### Your objective
Search the entries below for the word "with" and copy every line where it appears.

(Data records for software interfaces)
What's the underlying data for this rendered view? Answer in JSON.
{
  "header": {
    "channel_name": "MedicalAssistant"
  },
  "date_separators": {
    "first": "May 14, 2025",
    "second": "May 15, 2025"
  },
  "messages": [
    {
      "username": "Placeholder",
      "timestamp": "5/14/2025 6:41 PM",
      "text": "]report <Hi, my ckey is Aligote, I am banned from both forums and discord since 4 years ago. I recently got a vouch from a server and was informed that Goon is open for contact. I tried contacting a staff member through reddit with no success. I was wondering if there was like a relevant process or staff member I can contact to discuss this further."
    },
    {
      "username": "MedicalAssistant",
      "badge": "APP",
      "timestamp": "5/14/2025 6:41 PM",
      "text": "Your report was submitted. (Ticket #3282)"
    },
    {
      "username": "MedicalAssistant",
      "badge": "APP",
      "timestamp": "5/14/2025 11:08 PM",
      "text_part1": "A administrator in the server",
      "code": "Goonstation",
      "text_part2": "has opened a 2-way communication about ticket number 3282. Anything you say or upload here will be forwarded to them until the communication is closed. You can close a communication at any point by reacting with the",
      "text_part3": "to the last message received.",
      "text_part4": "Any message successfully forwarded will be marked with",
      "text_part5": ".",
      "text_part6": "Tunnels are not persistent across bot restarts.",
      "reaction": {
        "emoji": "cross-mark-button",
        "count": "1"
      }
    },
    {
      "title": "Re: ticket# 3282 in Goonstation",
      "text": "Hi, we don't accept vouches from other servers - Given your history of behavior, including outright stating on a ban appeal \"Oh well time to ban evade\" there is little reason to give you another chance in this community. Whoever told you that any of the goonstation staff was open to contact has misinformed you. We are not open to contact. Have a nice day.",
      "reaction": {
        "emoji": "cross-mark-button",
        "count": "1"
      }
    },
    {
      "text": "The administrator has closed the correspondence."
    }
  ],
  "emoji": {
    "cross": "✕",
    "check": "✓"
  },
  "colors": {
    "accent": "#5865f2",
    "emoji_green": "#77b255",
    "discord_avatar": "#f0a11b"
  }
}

### Answer for the task
      "text": "]report <Hi, my ckey is Aligote, I am banned from both forums and discord since 4 years ago. I recently got a vouch from a server and was informed that Goon is open for contact. I tried contacting a staff member through reddit with no success. I was wondering if there was like a relevant process or staff member I can contact to discuss this further."
      "text_part2": "has opened a 2-way communication about ticket number 3282. Anything you say or upload here will be forwarded to them until the communication is closed. You can close a communication at any point by reacting with the",
      "text_part4": "Any message successfully forwarded will be marked with",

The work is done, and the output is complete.